In what was described as an exceedingly rough game, the Cubans manhandled the American collegiate squad. Following the travesty of 1912 and the arrest of the Florida coach, it was decided that the style of play would be left up to each team. Cuba stayed away from the forward pass and employed “old time” rules. According to the New York Times, “…the Cubans scored 6 points in the first half and seven in the second when Romero, right half back, ran thirty-five yards then bucked the line twice for a touchdown. Mississippi failed badly in aerial attacks. Quintana, 250 pound centre, took care of most of the defensive work for the Cubans.”
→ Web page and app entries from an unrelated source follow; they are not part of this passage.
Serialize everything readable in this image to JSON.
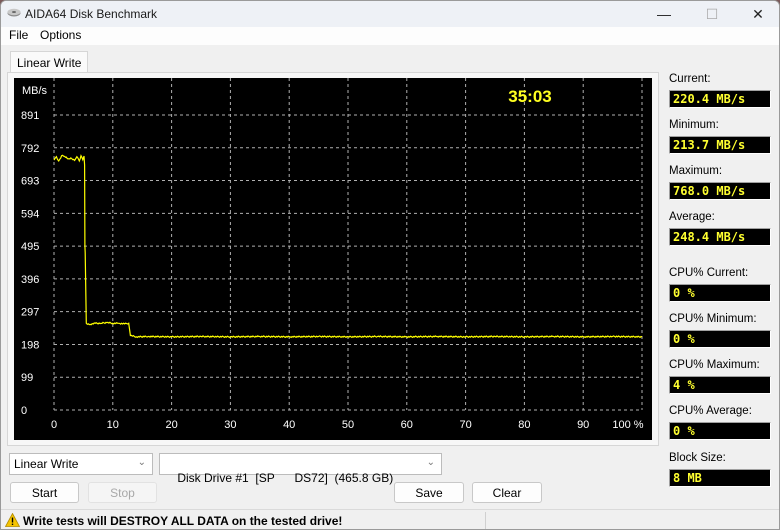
{
  "window": {
    "title": "AIDA64 Disk Benchmark",
    "controls": {
      "minimize": "—",
      "maximize": "☐",
      "close": "✕"
    }
  },
  "menu": [
    "File",
    "Options"
  ],
  "tabs": [
    {
      "label": "Linear Write",
      "active": true
    }
  ],
  "chart": {
    "elapsed": "35:03",
    "y_unit": "MB/s"
  },
  "chart_data": {
    "type": "line",
    "title": "",
    "xlabel": "%",
    "ylabel": "MB/s",
    "xlim": [
      0,
      100
    ],
    "ylim": [
      0,
      891
    ],
    "x_ticks": [
      "0",
      "10",
      "20",
      "30",
      "40",
      "50",
      "60",
      "70",
      "80",
      "90",
      "100 %"
    ],
    "y_ticks": [
      "0",
      "99",
      "198",
      "297",
      "396",
      "495",
      "594",
      "693",
      "792",
      "891"
    ],
    "grid": true,
    "series": [
      {
        "name": "Linear Write",
        "color": "#ffff00",
        "points": [
          [
            0,
            755
          ],
          [
            0.4,
            765
          ],
          [
            0.8,
            752
          ],
          [
            1.3,
            768
          ],
          [
            1.8,
            766
          ],
          [
            2.4,
            758
          ],
          [
            3.0,
            760
          ],
          [
            3.5,
            754
          ],
          [
            3.9,
            765
          ],
          [
            4.3,
            752
          ],
          [
            4.6,
            768
          ],
          [
            4.9,
            756
          ],
          [
            5.1,
            767
          ],
          [
            5.2,
            740
          ],
          [
            5.25,
            495
          ],
          [
            5.3,
            475
          ],
          [
            5.5,
            262
          ],
          [
            6.0,
            258
          ],
          [
            7.0,
            262
          ],
          [
            8.0,
            262
          ],
          [
            9.0,
            264
          ],
          [
            10.0,
            262
          ],
          [
            11.0,
            262
          ],
          [
            12.0,
            260
          ],
          [
            12.7,
            262
          ],
          [
            13.0,
            225
          ],
          [
            14.0,
            221
          ],
          [
            16.0,
            222
          ],
          [
            20.0,
            221
          ],
          [
            25.0,
            222
          ],
          [
            30.0,
            221
          ],
          [
            35.0,
            222
          ],
          [
            40.0,
            221
          ],
          [
            45.0,
            222
          ],
          [
            50.0,
            221
          ],
          [
            55.0,
            222
          ],
          [
            60.0,
            221
          ],
          [
            65.0,
            222
          ],
          [
            70.0,
            221
          ],
          [
            75.0,
            222
          ],
          [
            80.0,
            221
          ],
          [
            85.0,
            222
          ],
          [
            90.0,
            221
          ],
          [
            95.0,
            222
          ],
          [
            100.0,
            221
          ]
        ]
      }
    ]
  },
  "stats": [
    {
      "label": "Current:",
      "value": "220.4 MB/s"
    },
    {
      "label": "Minimum:",
      "value": "213.7 MB/s"
    },
    {
      "label": "Maximum:",
      "value": "768.0 MB/s"
    },
    {
      "label": "Average:",
      "value": "248.4 MB/s"
    },
    {
      "label": "CPU% Current:",
      "value": "0 %"
    },
    {
      "label": "CPU% Minimum:",
      "value": "0 %"
    },
    {
      "label": "CPU% Maximum:",
      "value": "4 %"
    },
    {
      "label": "CPU% Average:",
      "value": "0 %"
    },
    {
      "label": "Block Size:",
      "value": "8 MB"
    }
  ],
  "controls": {
    "test_select": "Linear Write",
    "drive_select": "Disk Drive #1  [SP      DS72]  (465.8 GB)",
    "start": "Start",
    "stop": "Stop",
    "save": "Save",
    "clear": "Clear"
  },
  "status": {
    "warning": "Write tests will DESTROY ALL DATA on the tested drive!"
  },
  "colors": {
    "plot_bg": "#000000",
    "trace": "#ffff00",
    "grid": "#b0b0b0",
    "value_text": "#ffff30"
  }
}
The following excerpt is taken from the book, Ole Miss Rebels: Mississippi Football, William Sorrels and Charles Cavagnaro, 1976, Strode Publishers:
Ole Miss voted yes after the Cuban Athletic Club invited its football team to Havana in 1921. In Oxford Coach Sullivan gave each player 50 cents to spend as he saw fit on the train to New Orleans, en route to the school's first postseason game.
"I took $8 to spend in Havana," recalled Calvin Barbour, "but it cost more than 50 cents to eat on the way to New Orleans." His teammate, Johnny Montgomery of Hattiesburg, said, "I think I had $7.50 to spend."
Anyway, expecting high adventure, sixteen young Mississippi football players set out on December 23, 1921, for Havana, Cuba. Santa Claus Robinson's team boarded the Aetna, of the Great White Fleet, in New Orleans on Christmas Eve, steamed down the Mississippi, and headed across the Gulf. Watching the flying fish from the ship's railing were Coach Sullivan, Barbour, Montgomery, Robinson, O. M. Whittington, Claude Smithson, Dooley Akin, Arthur Scruggs, Bennie McDaniels, Wayne Smith, Oscar Gober, Grayson (Buster) Keeton, O. G. Eubanks, Sollie Grain, Frank Leftwich, Moseley, and John Stovall.
The sight of salt water and sun soon lost its beauty. Most of the young men got seasick. "Someone told us to eat, eat and eat," Barbour said, "and you won't get sick. Some must not have eaten enough. I ate and I ate and I didn't. I ordered everything. It was a lovely trip. We had nice sleeping quarters on the second deck- two men to a room. We were supreme people."
Perhaps there is destiny in names. How else can you explain an Ole Miss football captain nicknamed Santa Claus and his teammates being aboard a steamer on Christmas Eve? The youthful gridders arrived in Havana on Christmas Day. And five thousand Cubans gathered at Almendares Park in sunny, 80-degree weather to watch their game with the Cuban Athletic Club on New Year's Eve.
The game had its comic moments. For one thing, Dr. Bernardo LaTour, the referee, gave his decisions in Spanish to the Cuban team and in English to the Mississippians. This confusion in language seemed also to be reflected in confusion in officiating.
"We scored three touchdowns," Barbour said, "but they didn't let them count. We were always offside, holding or something. But we had a real battle in the second half, and it was a lot of fun."
Ole Miss lost 14 to 0. The Mississippians admit they should have done better with their passing game. They threw 12 times and completed none.
Everyone liked Havana. "We visited Morro Castle and the Light House and signed the register there," said Montgomery. "The Cubans took us all over Havana. One night we saw the country's champion play jai lai."
The team returned to New Orleans on a banana boat that included other passengers. In its report on the trip, the annual said, "Everyone enjoyed the stay in Havana very much. On board coming back 'Possum' McDaniels, who had succeeded in evading the influences of Spanish love, lost his heart and football sweater to an 'American Beauty.' We admire his choice."
Football had been good to a so-so 1921 team. "We all paid our way to go to school," Barbour summed it up. "We played for love of the school. It wasn't just putting in a day's work."
January 1, 1937 Auburn 6 Villanova 6